Orbiting Dicta

26th Sunday of the Year: The Foul Air of Jealousy

It was a trying week, not merely because of the equinoctial storms that ravaged various areas of the planet, but the political upheavals in Washington, London, Paris, and elsewhere. Struggles for power, land, and wealth seem to be unusually widespread and disturbingly vicious.

Today’s readings from scripture coincidentally focus on jealousy.  Jealousy is another way of describing possessiveness.

Num. 11:25-29
Ps. 19
James 5:1-6
Mark 9:38-43,45,47-48

Jealousy is not the same as envy — which is resentment at another’s good fortune, or delight at their misfortune.  Traditionally, envy is reckoned one of the seven deadly sins.  But jealousy is worse.  It has led to all sorts of disasters, whether on grand international scales or in the personal sphere.

Even God is sometimes spoken of as jealous, as in the famous passage from the Book of Exodus— “I the Lord your God am a jealous God, visiting the iniquity of the parents upon the children to the third and the fourth generation of those who hate me, but showing steadfast love to thousands of those who love me and keep my commandments” [Ex. 20: 5 and 34:14].

But God’s jealousy is a very different matter.  It is human jealousy that poses the problem.  As we see in the story of Moses and the two elders, Eldad and Medad, good might come out of jealousy, but it is more likely to lead to disaster, as in the story of David and Bathsheba, or the adulterous relationship between Herod Antipas and his brother’s wife that led to the execution of John the Baptist. It’s truly the stuff of tragedy, perhaps nowhere more stunningly portrayed than in Shakespeare’s Othello:

I had rather be a toad
And live upon the vapour of a dungeon
Than keep a corner of the thing I love
For others’ uses….  (Othello III, 3, 268.)

In today’s Gospel, we see it in the attitude of Jesus’ disciples, who seemed to bicker a lot about who was greater or who got to sit closest to Jesus, or in this case, who had exclusive rights to healing ministries.  As usual, Jesus will have none of it.  The rest of the reading is largely a list of things Mark added that Jesus opposed.  The main point has to do with what might be called disciple rivalry.  Eldad and Medad all over again.

But we also see jealousy every day: in gang wars on the streets of Chicago and in the offices of corporations and universities, in spats and fights among children in the nursery, in the psychological warfare between spouses, and ultimately in pitiless immigrant-bashing and ethnic cleansing.  Some call it “road rage.” We have just seen it magnified in the battle over a seat on the high bench of the US Supreme Court. One doesn’t have to look too carefully to see the trail of the serpent of jealousy in the partisan politics that have so disfigured American politics for the last twenty years or more.  “Only our side is fit to rule…”

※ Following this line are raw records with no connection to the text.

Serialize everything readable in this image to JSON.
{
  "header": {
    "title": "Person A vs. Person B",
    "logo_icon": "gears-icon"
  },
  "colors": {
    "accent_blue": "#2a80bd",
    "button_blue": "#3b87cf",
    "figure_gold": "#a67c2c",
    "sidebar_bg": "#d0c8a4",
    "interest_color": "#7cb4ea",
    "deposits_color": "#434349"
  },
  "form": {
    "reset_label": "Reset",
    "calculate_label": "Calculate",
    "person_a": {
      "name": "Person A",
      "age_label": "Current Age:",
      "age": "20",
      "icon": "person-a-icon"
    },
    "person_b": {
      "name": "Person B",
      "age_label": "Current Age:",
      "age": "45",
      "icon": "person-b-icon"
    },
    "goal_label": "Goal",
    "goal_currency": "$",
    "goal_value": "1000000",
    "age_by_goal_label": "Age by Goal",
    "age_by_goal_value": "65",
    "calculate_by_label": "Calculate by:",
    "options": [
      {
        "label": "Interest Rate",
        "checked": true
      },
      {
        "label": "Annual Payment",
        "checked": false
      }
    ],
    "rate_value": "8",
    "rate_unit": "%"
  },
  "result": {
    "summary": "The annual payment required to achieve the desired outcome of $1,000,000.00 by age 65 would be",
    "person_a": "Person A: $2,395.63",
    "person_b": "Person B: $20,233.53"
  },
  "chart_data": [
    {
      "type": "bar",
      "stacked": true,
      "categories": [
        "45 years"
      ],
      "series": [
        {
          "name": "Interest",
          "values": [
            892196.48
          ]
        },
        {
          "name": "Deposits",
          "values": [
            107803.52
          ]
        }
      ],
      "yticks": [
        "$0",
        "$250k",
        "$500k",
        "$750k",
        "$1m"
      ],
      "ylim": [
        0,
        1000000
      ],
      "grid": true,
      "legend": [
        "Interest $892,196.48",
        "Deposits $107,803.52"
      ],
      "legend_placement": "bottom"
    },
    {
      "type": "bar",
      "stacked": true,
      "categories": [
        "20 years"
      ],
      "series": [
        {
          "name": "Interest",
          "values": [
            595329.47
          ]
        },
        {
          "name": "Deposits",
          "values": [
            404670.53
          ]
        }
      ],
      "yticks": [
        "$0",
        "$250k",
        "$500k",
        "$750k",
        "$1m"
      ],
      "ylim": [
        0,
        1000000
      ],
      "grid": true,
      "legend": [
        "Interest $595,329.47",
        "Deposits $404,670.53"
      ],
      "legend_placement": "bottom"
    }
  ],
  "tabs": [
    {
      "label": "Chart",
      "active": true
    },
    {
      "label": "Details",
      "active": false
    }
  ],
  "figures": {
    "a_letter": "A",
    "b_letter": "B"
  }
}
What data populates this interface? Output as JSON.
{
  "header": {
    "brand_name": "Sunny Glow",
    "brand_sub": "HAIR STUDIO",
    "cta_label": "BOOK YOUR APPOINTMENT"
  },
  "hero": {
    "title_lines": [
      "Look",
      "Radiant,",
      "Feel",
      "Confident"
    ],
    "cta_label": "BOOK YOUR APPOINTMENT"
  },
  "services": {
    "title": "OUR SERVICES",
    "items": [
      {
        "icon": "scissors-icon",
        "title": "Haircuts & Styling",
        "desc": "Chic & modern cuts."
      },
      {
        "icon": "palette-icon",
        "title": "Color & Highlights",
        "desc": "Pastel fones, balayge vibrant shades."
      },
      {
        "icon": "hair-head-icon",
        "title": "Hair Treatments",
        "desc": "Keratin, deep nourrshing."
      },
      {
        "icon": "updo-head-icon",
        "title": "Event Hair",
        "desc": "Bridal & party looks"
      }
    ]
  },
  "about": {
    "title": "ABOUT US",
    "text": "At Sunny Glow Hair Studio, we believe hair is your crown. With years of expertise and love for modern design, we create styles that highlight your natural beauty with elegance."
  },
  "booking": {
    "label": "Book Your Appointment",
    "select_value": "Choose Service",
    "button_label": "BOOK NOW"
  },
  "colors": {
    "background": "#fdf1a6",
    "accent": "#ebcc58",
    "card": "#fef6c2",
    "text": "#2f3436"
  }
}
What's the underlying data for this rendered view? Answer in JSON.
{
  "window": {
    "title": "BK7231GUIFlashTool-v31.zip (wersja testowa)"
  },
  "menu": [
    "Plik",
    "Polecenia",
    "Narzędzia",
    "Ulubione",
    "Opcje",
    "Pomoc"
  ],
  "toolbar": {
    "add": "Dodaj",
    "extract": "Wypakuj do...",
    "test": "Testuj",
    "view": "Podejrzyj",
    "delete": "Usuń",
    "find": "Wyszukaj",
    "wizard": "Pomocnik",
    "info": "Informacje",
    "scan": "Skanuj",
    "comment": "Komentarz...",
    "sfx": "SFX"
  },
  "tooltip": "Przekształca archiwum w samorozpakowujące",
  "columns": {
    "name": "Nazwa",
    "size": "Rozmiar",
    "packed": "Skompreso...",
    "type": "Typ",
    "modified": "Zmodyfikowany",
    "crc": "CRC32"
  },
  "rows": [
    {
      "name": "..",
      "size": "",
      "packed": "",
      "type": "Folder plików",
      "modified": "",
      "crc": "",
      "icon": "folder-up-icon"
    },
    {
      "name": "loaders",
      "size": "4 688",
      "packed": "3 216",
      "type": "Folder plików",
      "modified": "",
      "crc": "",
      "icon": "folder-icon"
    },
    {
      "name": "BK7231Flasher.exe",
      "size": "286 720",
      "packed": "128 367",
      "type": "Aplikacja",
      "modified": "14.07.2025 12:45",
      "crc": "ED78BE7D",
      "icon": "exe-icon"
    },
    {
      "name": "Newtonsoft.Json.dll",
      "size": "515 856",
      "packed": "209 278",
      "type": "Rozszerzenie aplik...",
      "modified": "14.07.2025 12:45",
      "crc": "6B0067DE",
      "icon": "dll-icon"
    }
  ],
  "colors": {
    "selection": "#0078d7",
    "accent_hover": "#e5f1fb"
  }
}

Jealousy is the desire to keep things only for oneself or someone’s group, not to share with others, and to resist any perceived threat to complete ownership or control, whether crude oil or a place in a line of traffic.  Envy is a very small and pale monster compared to the jealousy which is “cruel as the grave,” as we read in the Song of Songs [8:6.]

Both in literature and in life, jealousy often leads to violence and death, and this is where respect for diversity and especially diverse forms of living enters the picture.  The most important gift we have and have to share is life itself.  And it is our refusal to share that gift that ultimately defines the root of jealousy.

Which brings us back to the Letter of James, who clearly saw that the self-destructive character of jealousy lies in that refusal.  Money itself is not the problem, but the love of money is, a misplaced love that leads us to refuse to share our surplus with those in want.  And not just wealth: it can be anything.  The conflict between Jews and Arabs over control of the Holy Land, the carnage in Syria, Afghanistan, Myanmar, and here in the US as well. Even the NFL, international soccer, and the Olympic Games themselves have been contaminated by jealousy.

This is where respect for life enters the picture.  The most important gift we have and have to share is life itself.  And it is our refusal to share that gift that defines the ultimate root of jealousy.

The only remedy for jealousy, and that’s what today’s readings are really about, is generosity, and particularly in the form of love, justice, and compassion — not just for human beings everywhere, but for all life.  In fact, all creation.  It is in sharing the gift of life that we truly imitate the generosity of God, who is so jealous for all of us.  Only in God, in whom all things are one, can fierce jealousy and absolute generosity be the same.  The rest of us have to choose between them.  So let us pray for the strength and wisdom to choose mercy, peace, and a generous spirit.